» **Work request**:
Images do not belong in the copy; retype the rest of the entries below exactly.

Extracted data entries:
####

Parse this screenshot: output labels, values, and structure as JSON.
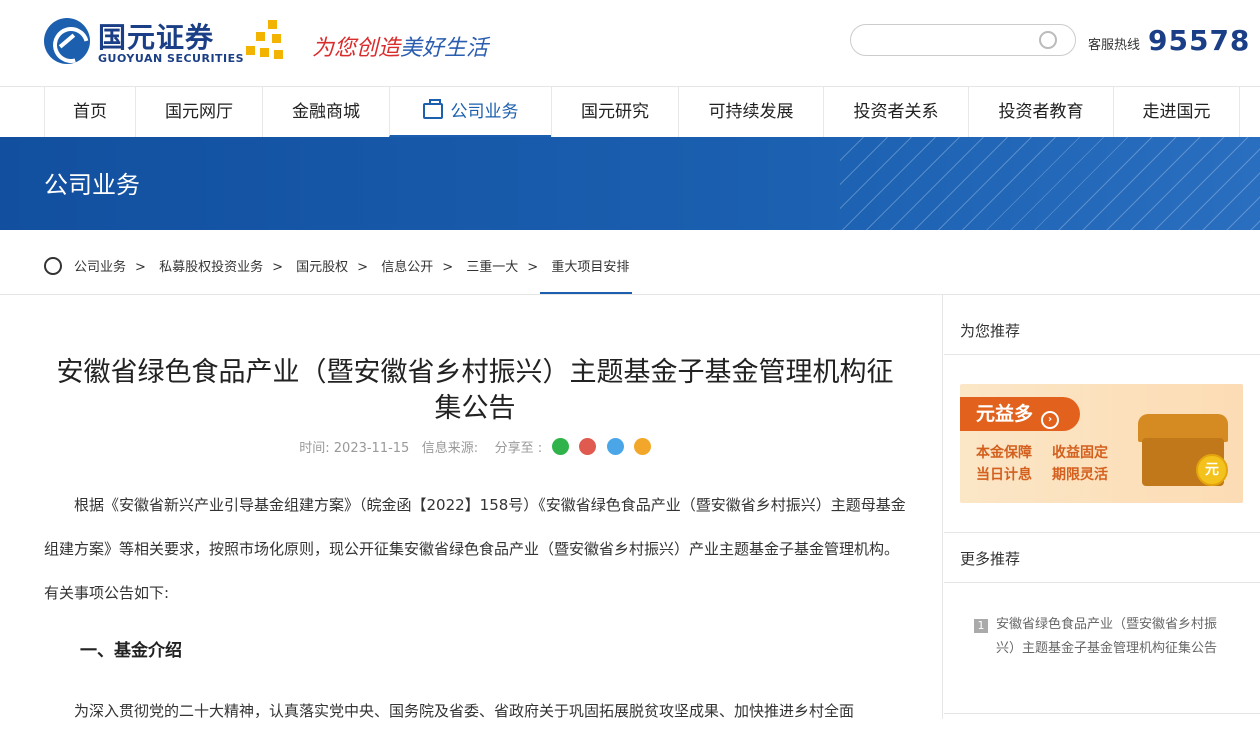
{
  "brand": {
    "name_cn": "国元证券",
    "name_en": "GUOYUAN SECURITIES",
    "slogan_part1": "为您创造",
    "slogan_part2": "美好生活"
  },
  "header": {
    "search_placeholder": "",
    "hotline_label": "客服热线",
    "hotline_number": "95578"
  },
  "nav": [
    {
      "label": "首页"
    },
    {
      "label": "国元网厅"
    },
    {
      "label": "金融商城"
    },
    {
      "label": "公司业务"
    },
    {
      "label": "国元研究"
    },
    {
      "label": "可持续发展"
    },
    {
      "label": "投资者关系"
    },
    {
      "label": "投资者教育"
    },
    {
      "label": "走进国元"
    }
  ],
  "banner": {
    "title": "公司业务"
  },
  "breadcrumb": [
    "公司业务",
    "私募股权投资业务",
    "国元股权",
    "信息公开",
    "三重一大",
    "重大项目安排"
  ],
  "article": {
    "title": "安徽省绿色食品产业（暨安徽省乡村振兴）主题基金子基金管理机构征集公告",
    "time": "时间: 2023-11-15",
    "source": "信息来源:",
    "share": "分享至 :",
    "para1": "根据《安徽省新兴产业引导基金组建方案》（皖金函【2022】158号）《安徽省绿色食品产业（暨安徽省乡村振兴）主题母基金组建方案》等相关要求，按照市场化原则，现公开征集安徽省绿色食品产业（暨安徽省乡村振兴）产业主题基金子基金管理机构。有关事项公告如下:",
    "heading1": "一、基金介绍",
    "para2": "为深入贯彻党的二十大精神，认真落实党中央、国务院及省委、省政府关于巩固拓展脱贫攻坚成果、加快推进乡村全面"
  },
  "side": {
    "rec_title": "为您推荐",
    "promo": {
      "tag": "元益多",
      "line1a": "本金保障",
      "line1b": "收益固定",
      "line2a": "当日计息",
      "line2b": "期限灵活",
      "coin": "元"
    },
    "more_title": "更多推荐",
    "items": [
      {
        "num": "1",
        "text": "安徽省绿色食品产业（暨安徽省乡村振兴）主题基金子基金管理机构征集公告"
      }
    ]
  }
}
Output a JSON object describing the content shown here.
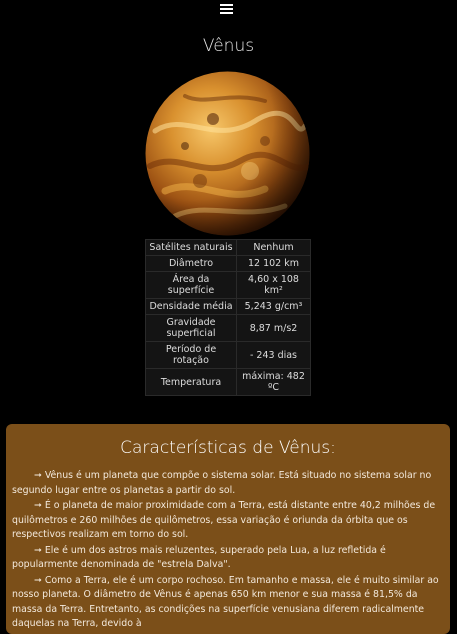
{
  "header": {
    "menu_icon": "hamburger-menu-icon"
  },
  "page": {
    "title": "Vênus"
  },
  "planet_image": {
    "alt": "Vênus",
    "colors": [
      "#f6c061",
      "#d48b2e",
      "#8a4310",
      "#4b1e05"
    ]
  },
  "info_table": {
    "rows": [
      {
        "label": "Satélites naturais",
        "value": "Nenhum"
      },
      {
        "label": "Diâmetro",
        "value": "12 102 km"
      },
      {
        "label": "Área da superfície",
        "value": "4,60 x 108 km²"
      },
      {
        "label": "Densidade média",
        "value": "5,243 g/cm³"
      },
      {
        "label": "Gravidade superficial",
        "value": "8,87 m/s2"
      },
      {
        "label": "Período de rotação",
        "value": "- 243 dias"
      },
      {
        "label": "Temperatura",
        "value": "máxima: 482 ºC"
      }
    ]
  },
  "characteristics": {
    "title": "Características de Vênus:",
    "bullet": "➞",
    "paragraphs": [
      "Vênus é um planeta que compõe o sistema solar. Está situado no sistema solar no segundo lugar entre os planetas a partir do sol.",
      "É o planeta de maior proximidade com a Terra, está distante entre 40,2 milhões de quilômetros e 260 milhões de quilômetros, essa variação é oriunda da órbita que os respectivos realizam em torno do sol.",
      "Ele é um dos astros mais reluzentes, superado pela Lua, a luz refletida é popularmente denominada de \"estrela Dalva\".",
      "Como a Terra, ele é um corpo rochoso. Em tamanho e massa, ele é muito similar ao nosso planeta. O diâmetro de Vênus é apenas 650 km menor e sua massa é 81,5% da massa da Terra. Entretanto, as condições na superfície venusiana diferem radicalmente daquelas na Terra, devido à"
    ]
  },
  "theme": {
    "background": "#000000",
    "card": "#7b4f19"
  }
}
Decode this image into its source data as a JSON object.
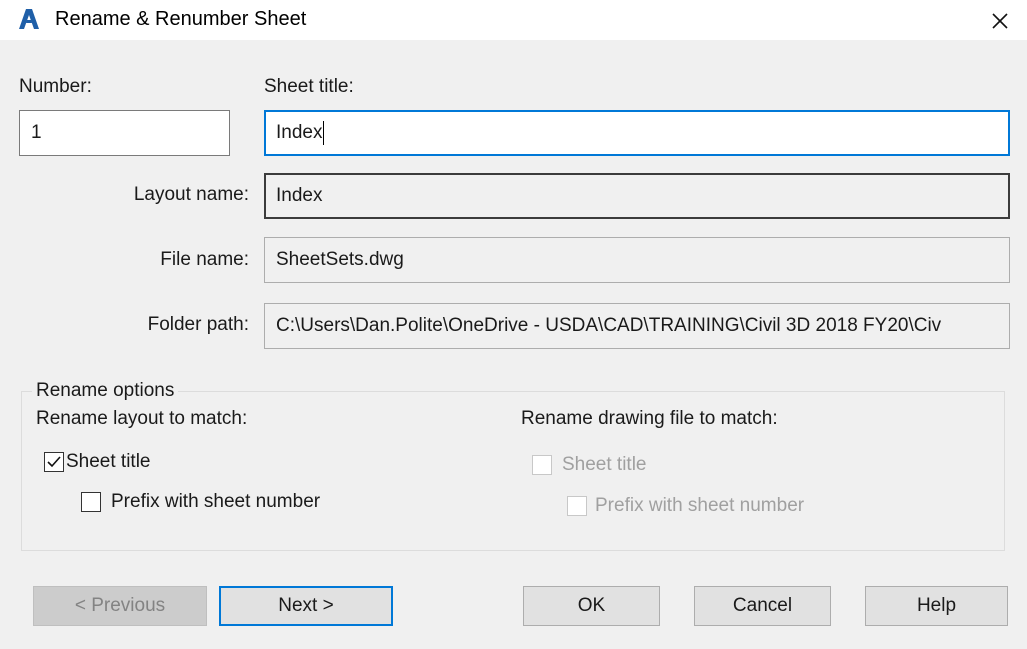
{
  "window": {
    "title": "Rename & Renumber Sheet",
    "icon": "autocad-a-icon",
    "close_icon": "close-icon"
  },
  "fields": {
    "number": {
      "label": "Number:",
      "value": "1"
    },
    "sheet_title": {
      "label": "Sheet title:",
      "value": "Index"
    },
    "layout_name": {
      "label": "Layout name:",
      "value": "Index"
    },
    "file_name": {
      "label": "File name:",
      "value": "SheetSets.dwg"
    },
    "folder_path": {
      "label": "Folder path:",
      "value": "C:\\Users\\Dan.Polite\\OneDrive - USDA\\CAD\\TRAINING\\Civil 3D 2018 FY20\\Civ"
    }
  },
  "rename_options": {
    "legend": "Rename options",
    "layout": {
      "heading": "Rename layout to match:",
      "sheet_title": {
        "label": "Sheet title",
        "checked": true,
        "enabled": true
      },
      "prefix": {
        "label": "Prefix with sheet number",
        "checked": false,
        "enabled": true
      }
    },
    "drawing": {
      "heading": "Rename drawing file to match:",
      "sheet_title": {
        "label": "Sheet title",
        "checked": false,
        "enabled": false
      },
      "prefix": {
        "label": "Prefix with sheet number",
        "checked": false,
        "enabled": false
      }
    }
  },
  "buttons": {
    "previous": {
      "label": "< Previous",
      "enabled": false
    },
    "next": {
      "label": "Next >",
      "default": true
    },
    "ok": {
      "label": "OK"
    },
    "cancel": {
      "label": "Cancel"
    },
    "help": {
      "label": "Help"
    }
  },
  "colors": {
    "accent": "#0078d7",
    "icon_blue": "#1f5fa8",
    "dialog_bg": "#f0f0f0"
  }
}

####

» **Task response**:
Parse this screenshot: output labels, values, and structure as JSON.
{
  "brand": {
    "name_cn": "国元证券",
    "name_en": "GUOYUAN SECURITIES",
    "slogan_part1": "为您创造",
    "slogan_part2": "美好生活"
  },
  "header": {
    "search_placeholder": "",
    "hotline_label": "客服热线",
    "hotline_number": "95578"
  },
  "nav": [
    {
      "label": "首页"
    },
    {
      "label": "国元网厅"
    },
    {
      "label": "金融商城"
    },
    {
      "label": "公司业务"
    },
    {
      "label": "国元研究"
    },
    {
      "label": "可持续发展"
    },
    {
      "label": "投资者关系"
    },
    {
      "label": "投资者教育"
    },
    {
      "label": "走进国元"
    }
  ],
  "banner": {
    "title": "公司业务"
  },
  "breadcrumb": [
    "公司业务",
    "私募股权投资业务",
    "国元股权",
    "信息公开",
    "三重一大",
    "重大项目安排"
  ],
  "article": {
    "title": "安徽省绿色食品产业（暨安徽省乡村振兴）主题基金子基金管理机构征集公告",
    "time": "时间: 2023-11-15",
    "source": "信息来源:",
    "share": "分享至 :",
    "para1": "根据《安徽省新兴产业引导基金组建方案》（皖金函【2022】158号）《安徽省绿色食品产业（暨安徽省乡村振兴）主题母基金组建方案》等相关要求，按照市场化原则，现公开征集安徽省绿色食品产业（暨安徽省乡村振兴）产业主题基金子基金管理机构。有关事项公告如下:",
    "heading1": "一、基金介绍",
    "para2": "为深入贯彻党的二十大精神，认真落实党中央、国务院及省委、省政府关于巩固拓展脱贫攻坚成果、加快推进乡村全面"
  },
  "side": {
    "rec_title": "为您推荐",
    "promo": {
      "tag": "元益多",
      "line1a": "本金保障",
      "line1b": "收益固定",
      "line2a": "当日计息",
      "line2b": "期限灵活",
      "coin": "元"
    },
    "more_title": "更多推荐",
    "items": [
      {
        "num": "1",
        "text": "安徽省绿色食品产业（暨安徽省乡村振兴）主题基金子基金管理机构征集公告"
      }
    ]
  }
}
Output a JSON object describing the content shown here.
{
  "header": {
    "menu_icon": "hamburger-menu-icon"
  },
  "page": {
    "title": "Vênus"
  },
  "planet_image": {
    "alt": "Vênus",
    "colors": [
      "#f6c061",
      "#d48b2e",
      "#8a4310",
      "#4b1e05"
    ]
  },
  "info_table": {
    "rows": [
      {
        "label": "Satélites naturais",
        "value": "Nenhum"
      },
      {
        "label": "Diâmetro",
        "value": "12 102 km"
      },
      {
        "label": "Área da superfície",
        "value": "4,60 x 108 km²"
      },
      {
        "label": "Densidade média",
        "value": "5,243 g/cm³"
      },
      {
        "label": "Gravidade superficial",
        "value": "8,87 m/s2"
      },
      {
        "label": "Período de rotação",
        "value": "- 243 dias"
      },
      {
        "label": "Temperatura",
        "value": "máxima: 482 ºC"
      }
    ]
  },
  "characteristics": {
    "title": "Características de Vênus:",
    "bullet": "➞",
    "paragraphs": [
      "Vênus é um planeta que compõe o sistema solar. Está situado no sistema solar no segundo lugar entre os planetas a partir do sol.",
      "É o planeta de maior proximidade com a Terra, está distante entre 40,2 milhões de quilômetros e 260 milhões de quilômetros, essa variação é oriunda da órbita que os respectivos realizam em torno do sol.",
      "Ele é um dos astros mais reluzentes, superado pela Lua, a luz refletida é popularmente denominada de \"estrela Dalva\".",
      "Como a Terra, ele é um corpo rochoso. Em tamanho e massa, ele é muito similar ao nosso planeta. O diâmetro de Vênus é apenas 650 km menor e sua massa é 81,5% da massa da Terra. Entretanto, as condições na superfície venusiana diferem radicalmente daquelas na Terra, devido à"
    ]
  },
  "theme": {
    "background": "#000000",
    "card": "#7b4f19"
  }
}
Decode this image into its source data as a JSON object.
{
  "window": {
    "title": "Rename & Renumber Sheet",
    "icon": "autocad-a-icon",
    "close_icon": "close-icon"
  },
  "fields": {
    "number": {
      "label": "Number:",
      "value": "1"
    },
    "sheet_title": {
      "label": "Sheet title:",
      "value": "Index"
    },
    "layout_name": {
      "label": "Layout name:",
      "value": "Index"
    },
    "file_name": {
      "label": "File name:",
      "value": "SheetSets.dwg"
    },
    "folder_path": {
      "label": "Folder path:",
      "value": "C:\\Users\\Dan.Polite\\OneDrive - USDA\\CAD\\TRAINING\\Civil 3D 2018 FY20\\Civ"
    }
  },
  "rename_options": {
    "legend": "Rename options",
    "layout": {
      "heading": "Rename layout to match:",
      "sheet_title": {
        "label": "Sheet title",
        "checked": true,
        "enabled": true
      },
      "prefix": {
        "label": "Prefix with sheet number",
        "checked": false,
        "enabled": true
      }
    },
    "drawing": {
      "heading": "Rename drawing file to match:",
      "sheet_title": {
        "label": "Sheet title",
        "checked": false,
        "enabled": false
      },
      "prefix": {
        "label": "Prefix with sheet number",
        "checked": false,
        "enabled": false
      }
    }
  },
  "buttons": {
    "previous": {
      "label": "< Previous",
      "enabled": false
    },
    "next": {
      "label": "Next >",
      "default": true
    },
    "ok": {
      "label": "OK"
    },
    "cancel": {
      "label": "Cancel"
    },
    "help": {
      "label": "Help"
    }
  },
  "colors": {
    "accent": "#0078d7",
    "icon_blue": "#1f5fa8",
    "dialog_bg": "#f0f0f0"
  }
}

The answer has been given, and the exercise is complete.